Having someone to talk to outside of your relationship often helps us put things in perspective. Yet when family and friends start actively interfering in your relationship, it's time to put on the brakes.
"Women process their emotions verbally," says relationship counsellor Mary Ovenstone. Therefore we need to talk to someone to deal with our emotions. As a result we often turn to family and friends to discuss issues or frustrations we're experiencing with our partners.
Men, on the other hand, sometimes need someone to help them fix things and solve problems with their partners and they rarely process emotions verbally. "However, men may look for comfort and support from their parents, as they may feel the need for someone to side with them," says Ovenstone.
Ovenstone says that "relationships have rings around them". In the centre lies the couple and around them, in different circles, lie their confidantes and friends. "The bond the couple shares is privileged," says Ovenstone. "They share sacred information that can only be shared with one another."
The circle closest to the you and your partner are your confidantes, the one or two friends or family members you can talk to about anything, Ovenstone continues. "We need someone outside of our relationships who we feel we can confide in," she says. There needs to be a strong base of trust and understanding between you and your confidantes. "They are not allowed to share any private information you reveal about your relationship and they also shouldn't side with you." Their job is to be a neutral sounding board. If your confidante is not a family member, it's preferable that they be of the same gender as you to avoid jealousy and relationship complications.
The next circle is made up of mutual friends of the couple. "You and your partner need to agree on what you'll tell them so you both know where you stand."
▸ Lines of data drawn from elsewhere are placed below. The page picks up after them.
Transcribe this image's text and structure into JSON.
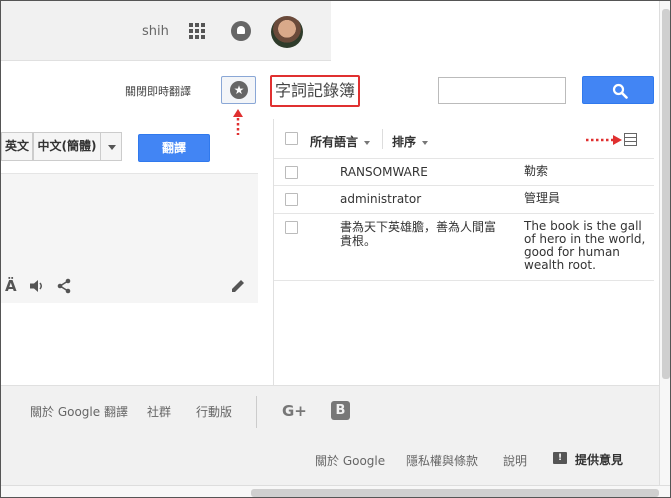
{
  "header": {
    "username": "shih",
    "instant_translate_off": "關閉即時翻譯",
    "phrasebook_title": "字詞記錄簿"
  },
  "languages": {
    "english": "英文",
    "chinese_simplified": "中文(簡體)"
  },
  "translate_button": "翻譯",
  "tools": {
    "font_glyph": "Ä"
  },
  "phrasebook": {
    "all_languages": "所有語言",
    "sort": "排序",
    "rows": [
      {
        "source": "RANSOMWARE",
        "translation": "勒索"
      },
      {
        "source": "administrator",
        "translation": "管理員"
      },
      {
        "source": "書為天下英雄膽，善為人間富貴根。",
        "translation": "The book is the gall of hero in the world, good for human wealth root."
      }
    ]
  },
  "footer": {
    "about_translate": "關於 Google 翻譯",
    "community": "社群",
    "mobile": "行動版",
    "about_google": "關於 Google",
    "privacy": "隱私權與條款",
    "help": "說明",
    "feedback": "提供意見"
  },
  "colors": {
    "accent_blue": "#4285f4",
    "highlight_red": "#e03030"
  }
}
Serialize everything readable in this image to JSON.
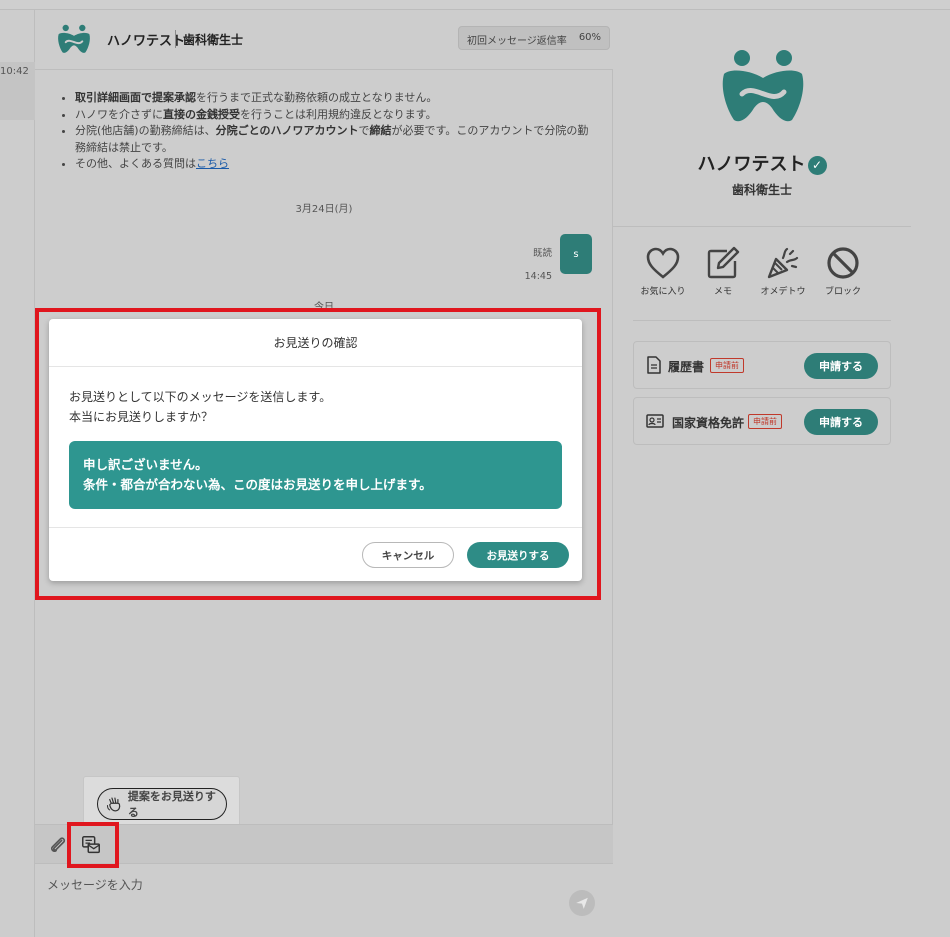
{
  "left_list": {
    "time": "10:42"
  },
  "chat": {
    "header": {
      "name": "ハノワテスト",
      "role": "歯科衛生士",
      "badge_label": "初回メッセージ返信率",
      "badge_value": "60%"
    },
    "notices": [
      {
        "pre": "",
        "b1": "取引詳細画面で提案承認",
        "mid": "を行うまで正式な勤務依頼の成立となりません。",
        "b2": "",
        "post": ""
      },
      {
        "pre": "ハノワを介さずに",
        "b1": "直接の金銭授受",
        "mid": "を行うことは利用規約違反となります。",
        "b2": "",
        "post": ""
      },
      {
        "pre": "分院(他店舗)の勤務締結は、",
        "b1": "分院ごとのハノワアカウント",
        "mid": "で",
        "b2": "締結",
        "post": "が必要です。このアカウントで分院の勤務締結は禁止です。"
      }
    ],
    "faq_text": "その他、よくある質問は",
    "faq_link": "こちら",
    "date1": "3月24日(月)",
    "date2": "今日",
    "message": {
      "status": "既読",
      "time": "14:45",
      "text": "s"
    },
    "float_button": "提案をお見送りする",
    "input_placeholder": "メッセージを入力"
  },
  "modal": {
    "title": "お見送りの確認",
    "line1": "お見送りとして以下のメッセージを送信します。",
    "line2": "本当にお見送りしますか？",
    "message_line1": "申し訳ございません。",
    "message_line2": "条件・都合が合わない為、この度はお見送りを申し上げます。",
    "cancel": "キャンセル",
    "confirm": "お見送りする"
  },
  "profile": {
    "name": "ハノワテスト",
    "verified": "✓",
    "role": "歯科衛生士",
    "actions": [
      {
        "label": "お気に入り",
        "icon": "heart-icon"
      },
      {
        "label": "メモ",
        "icon": "edit-icon"
      },
      {
        "label": "オメデトウ",
        "icon": "party-popper-icon"
      },
      {
        "label": "ブロック",
        "icon": "block-icon"
      }
    ],
    "documents": [
      {
        "label": "履歴書",
        "status": "申請前",
        "button": "申請する",
        "icon": "document-icon"
      },
      {
        "label": "国家資格免許",
        "status": "申請前",
        "button": "申請する",
        "icon": "id-card-icon"
      }
    ]
  },
  "colors": {
    "accent": "#2e7d77",
    "highlight": "#e0161e",
    "message_bg": "#2e9690"
  }
}
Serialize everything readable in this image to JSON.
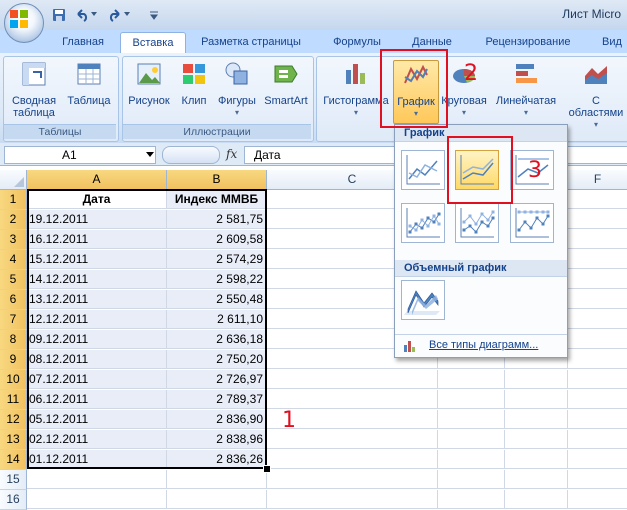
{
  "window": {
    "title": "Лист Micro"
  },
  "tabs": [
    "Главная",
    "Вставка",
    "Разметка страницы",
    "Формулы",
    "Данные",
    "Рецензирование",
    "Вид"
  ],
  "ribbon": {
    "tables_group": {
      "label": "Таблицы",
      "pivot_line1": "Сводная",
      "pivot_line2": "таблица",
      "table": "Таблица"
    },
    "illustrations_group": {
      "label": "Иллюстрации",
      "picture": "Рисунок",
      "clip": "Клип",
      "shapes": "Фигуры",
      "smartart": "SmartArt"
    },
    "charts": {
      "histogram": "Гистограмма",
      "line": "График",
      "pie": "Круговая",
      "bar": "Линейчатая",
      "area_line1": "С",
      "area_line2": "областями"
    }
  },
  "formula_bar": {
    "cell_ref": "A1",
    "fx": "fx",
    "value": "Дата"
  },
  "columns": [
    "A",
    "B",
    "C",
    "D",
    "E",
    "F"
  ],
  "row_numbers": [
    "1",
    "2",
    "3",
    "4",
    "5",
    "6",
    "7",
    "8",
    "9",
    "10",
    "11",
    "12",
    "13",
    "14",
    "15",
    "16"
  ],
  "table": {
    "headers": [
      "Дата",
      "Индекс ММВБ"
    ],
    "rows": [
      [
        "19.12.2011",
        "2 581,75"
      ],
      [
        "16.12.2011",
        "2 609,58"
      ],
      [
        "15.12.2011",
        "2 574,29"
      ],
      [
        "14.12.2011",
        "2 598,22"
      ],
      [
        "13.12.2011",
        "2 550,48"
      ],
      [
        "12.12.2011",
        "2 611,10"
      ],
      [
        "09.12.2011",
        "2 636,18"
      ],
      [
        "08.12.2011",
        "2 750,20"
      ],
      [
        "07.12.2011",
        "2 726,97"
      ],
      [
        "06.12.2011",
        "2 789,37"
      ],
      [
        "05.12.2011",
        "2 836,90"
      ],
      [
        "02.12.2011",
        "2 838,96"
      ],
      [
        "01.12.2011",
        "2 836,26"
      ]
    ]
  },
  "dropdown": {
    "section_2d": "График",
    "section_3d": "Объемный график",
    "all_types": "Все типы диаграмм..."
  },
  "annotations": {
    "a1": "1",
    "a2": "2",
    "a3": "3"
  },
  "colors": {
    "annotation_red": "#e01020",
    "selection_orange": "#f1c15f",
    "ribbon_blue": "#15428b"
  }
}
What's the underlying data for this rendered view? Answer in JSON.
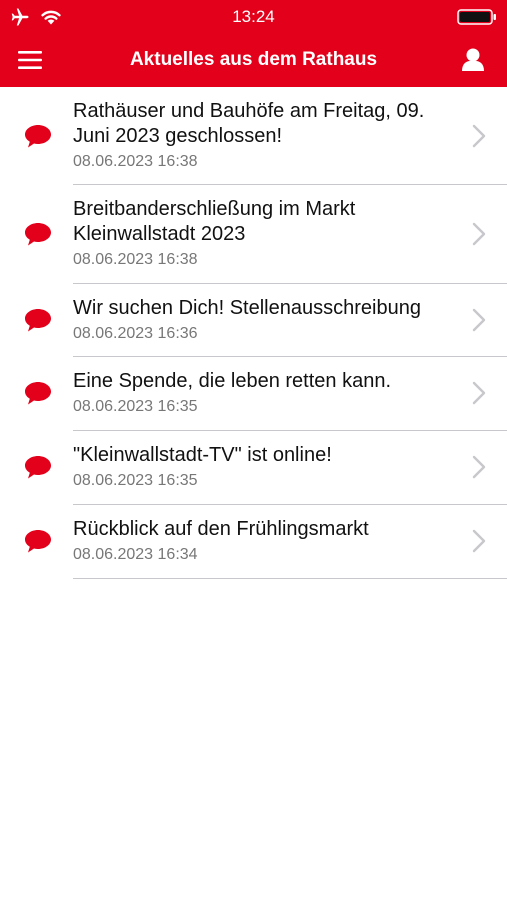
{
  "status_bar": {
    "time": "13:24"
  },
  "nav": {
    "title": "Aktuelles aus dem Rathaus",
    "menu_icon": "hamburger-icon",
    "profile_icon": "user-icon"
  },
  "theme": {
    "accent": "#e2001a",
    "text": "#111111",
    "secondary_text": "#777777",
    "divider": "#c8c7cc"
  },
  "news": [
    {
      "title_line1": "Rathäuser und Bauhöfe am Freitag, 09.",
      "title_line2": "Juni 2023 geschlossen!",
      "date": "08.06.2023 16:38"
    },
    {
      "title_line1": "Breitbanderschließung im Markt",
      "title_line2": "Kleinwallstadt 2023",
      "date": "08.06.2023 16:38"
    },
    {
      "title_line1": "Wir suchen Dich! Stellenausschreibung",
      "title_line2": "",
      "date": "08.06.2023 16:36"
    },
    {
      "title_line1": "Eine Spende, die leben retten kann.",
      "title_line2": "",
      "date": "08.06.2023 16:35"
    },
    {
      "title_line1": "\"Kleinwallstadt-TV\" ist online!",
      "title_line2": "",
      "date": "08.06.2023 16:35"
    },
    {
      "title_line1": "Rückblick auf den Frühlingsmarkt",
      "title_line2": "",
      "date": "08.06.2023 16:34"
    }
  ]
}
Surrounding them are casual friends who you are less close to and choose not to confide in.
Parents naturally want to relieve perceived suffering of their children, says Ovenstone. "Their identities may also be tied up in fixing things, especially in their children's lives."
Regardless of their reasoning, if your family or that of your partner constantly interferes in your relationship or offers unsolicited advice, it's time to take action. "The person whose family or parent it is needs to to have a conversation with them," says Ovenstone. "So if your in-laws interfere, it's your husband's duty to step in and create boundaries with them." The same applies to you and your family.
Ultimately, it is up to a couple to agree on the boundaries they place around their relationship.